**What is being asked:** Which lines of the data include the string "value"? List them all.

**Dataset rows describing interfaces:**
※ ※ ※

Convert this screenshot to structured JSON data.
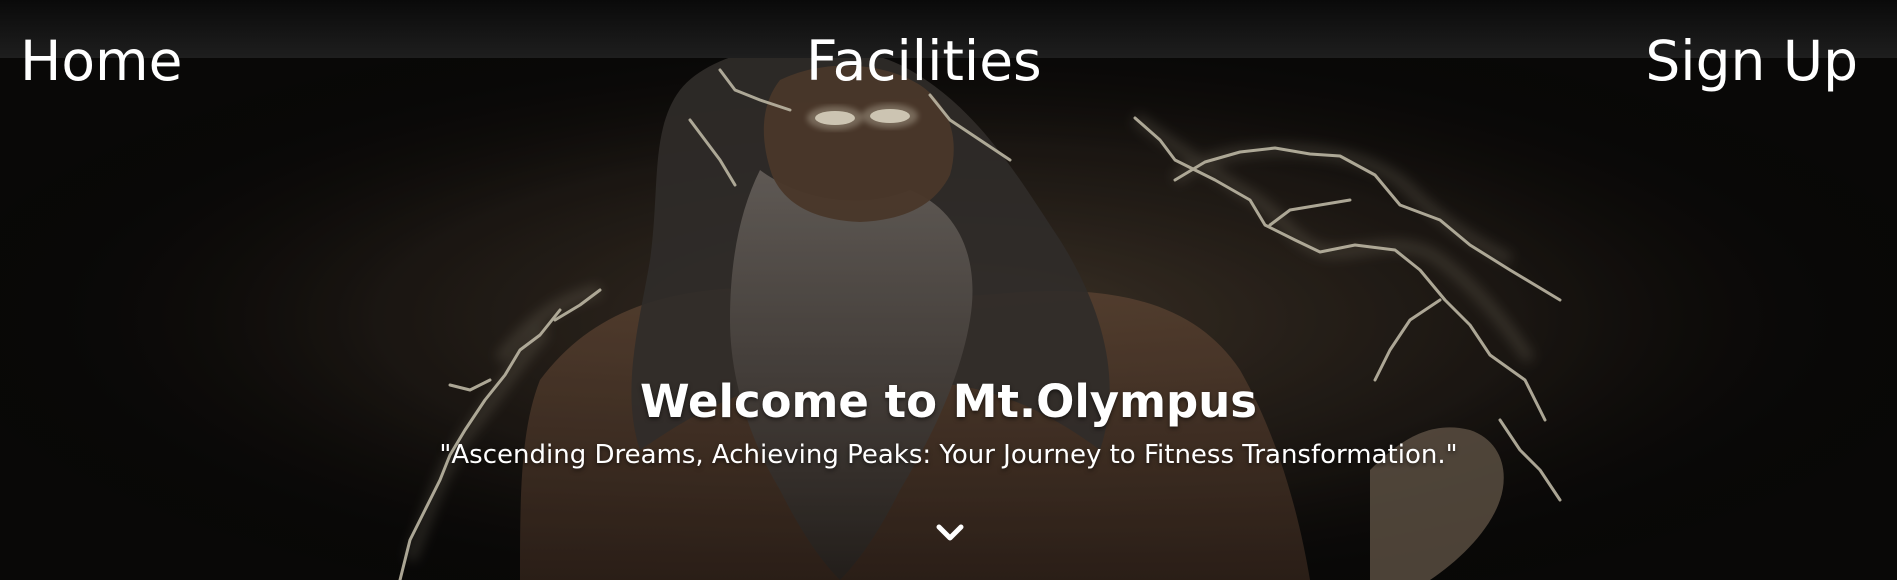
{
  "nav": {
    "home": "Home",
    "facilities": "Facilities",
    "signup": "Sign Up"
  },
  "hero": {
    "title": "Welcome to Mt.Olympus",
    "subtitle": "\"Ascending Dreams, Achieving Peaks: Your Journey to Fitness Transformation.\"",
    "background_image": "zeus-with-lightning",
    "scroll_icon": "chevron-down-icon"
  },
  "colors": {
    "text": "#ffffff",
    "background": "#0b0b0b",
    "topbar": "#1e1e1e",
    "lightning": "#d8cfb4"
  }
}
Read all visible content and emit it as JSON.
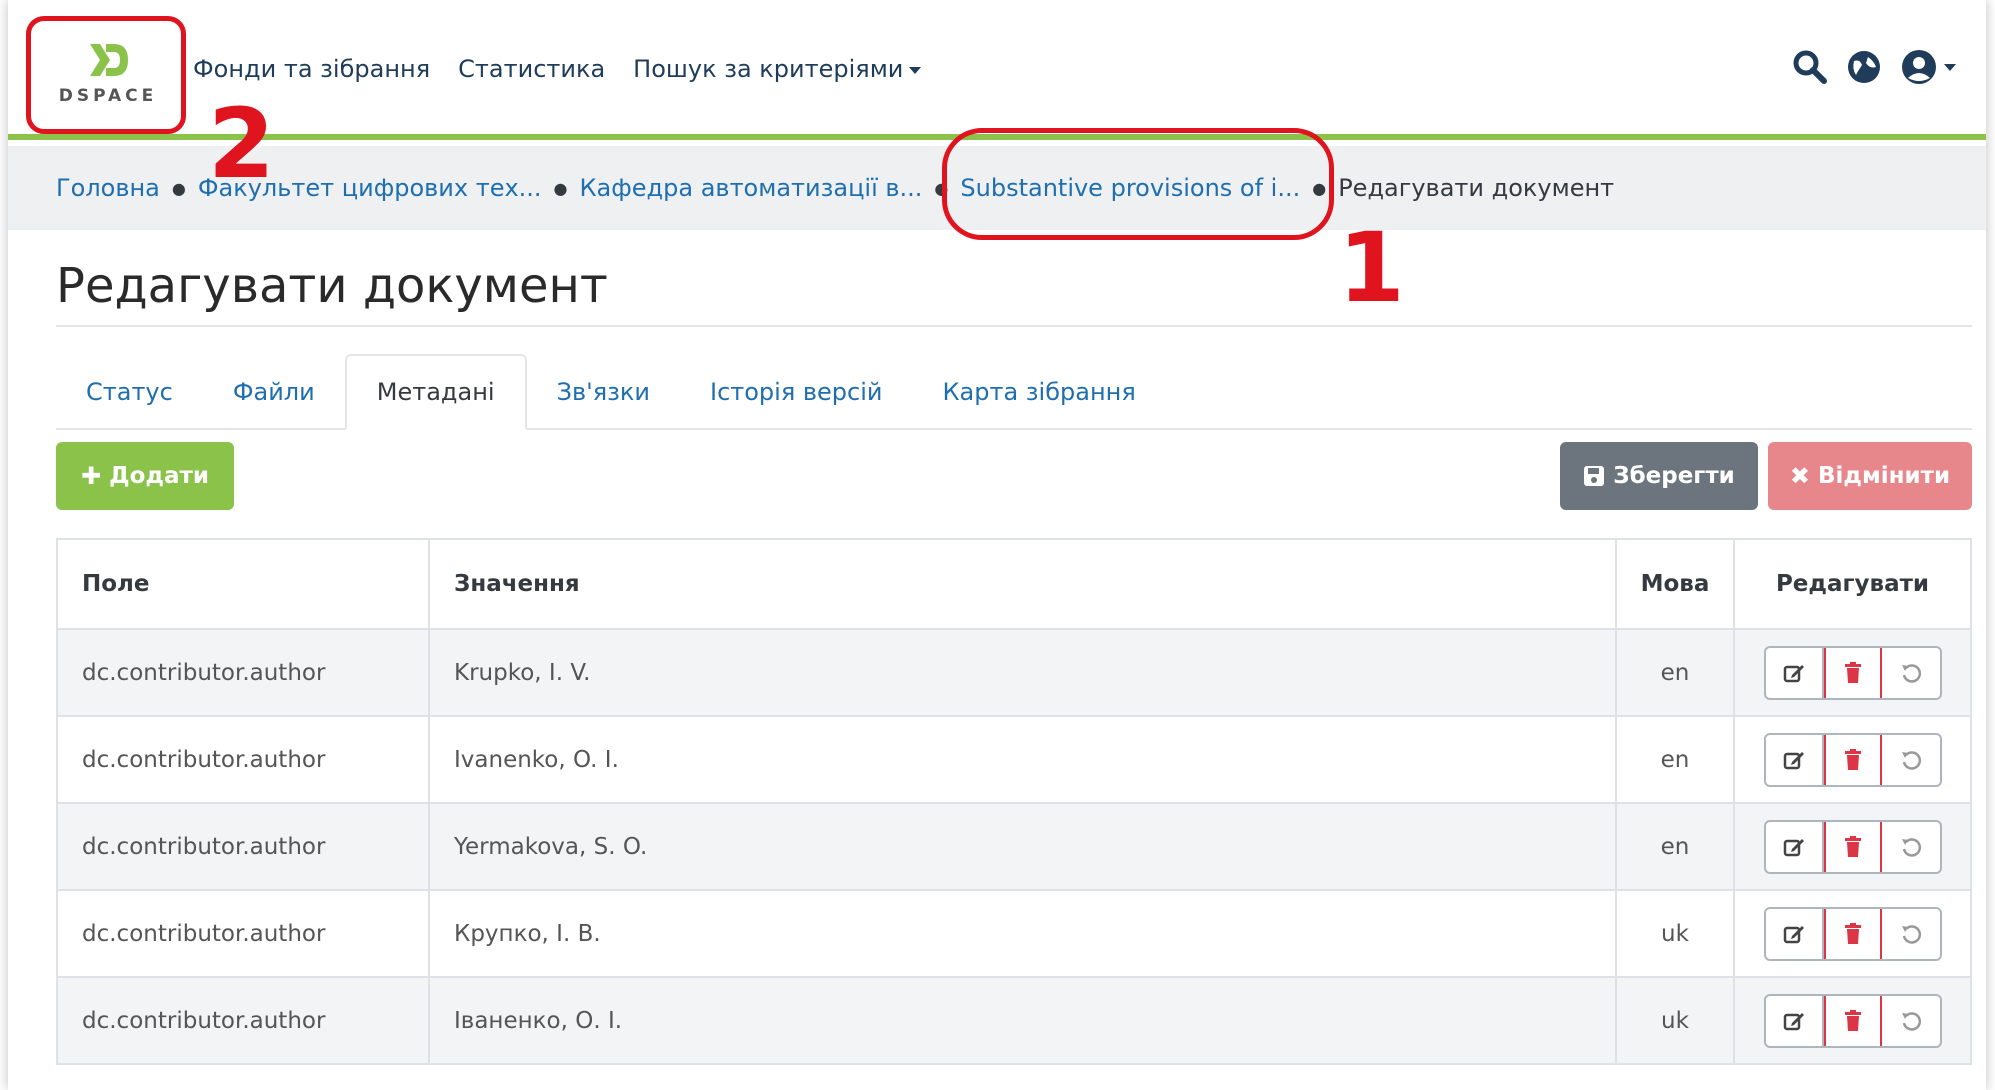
{
  "header": {
    "logo_text": "DSPACE",
    "nav": [
      {
        "label": "Фонди та зібрання"
      },
      {
        "label": "Статистика"
      },
      {
        "label": "Пошук за критеріями"
      }
    ],
    "icons": [
      "search-icon",
      "globe-icon",
      "user-icon"
    ]
  },
  "breadcrumb": [
    {
      "label": "Головна"
    },
    {
      "label": "Факультет цифрових тех..."
    },
    {
      "label": "Кафедра автоматизації в..."
    },
    {
      "label": "Substantive provisions of i..."
    },
    {
      "label": "Редагувати документ"
    }
  ],
  "page_title": "Редагувати документ",
  "tabs": [
    {
      "label": "Статус"
    },
    {
      "label": "Файли"
    },
    {
      "label": "Метадані"
    },
    {
      "label": "Зв'язки"
    },
    {
      "label": "Історія версій"
    },
    {
      "label": "Карта зібрання"
    }
  ],
  "buttons": {
    "add": "Додати",
    "save": "Зберегти",
    "cancel": "Відмінити"
  },
  "table": {
    "headers": [
      "Поле",
      "Значення",
      "Мова",
      "Редагувати"
    ],
    "rows": [
      {
        "field": "dc.contributor.author",
        "value": "Krupko, I. V.",
        "lang": "en"
      },
      {
        "field": "dc.contributor.author",
        "value": "Ivanenko, O. I.",
        "lang": "en"
      },
      {
        "field": "dc.contributor.author",
        "value": "Yermakova, S. O.",
        "lang": "en"
      },
      {
        "field": "dc.contributor.author",
        "value": "Крупко, І. В.",
        "lang": "uk"
      },
      {
        "field": "dc.contributor.author",
        "value": "Іваненко, О. І.",
        "lang": "uk"
      }
    ]
  },
  "annotations": {
    "label1": "1",
    "label2": "2",
    "color": "#e0141e"
  },
  "colors": {
    "accent": "#8bc34a",
    "link": "#1f6fb0",
    "save": "#6c757d",
    "cancel": "#e7868b"
  }
}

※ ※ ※

**Written solution:**
        "value": "Krupko, I. V.",
        "value": "Ivanenko, O. I.",
        "value": "Yermakova, S. O.",
        "value": "Крупко, І. В.",
        "value": "Іваненко, О. І.",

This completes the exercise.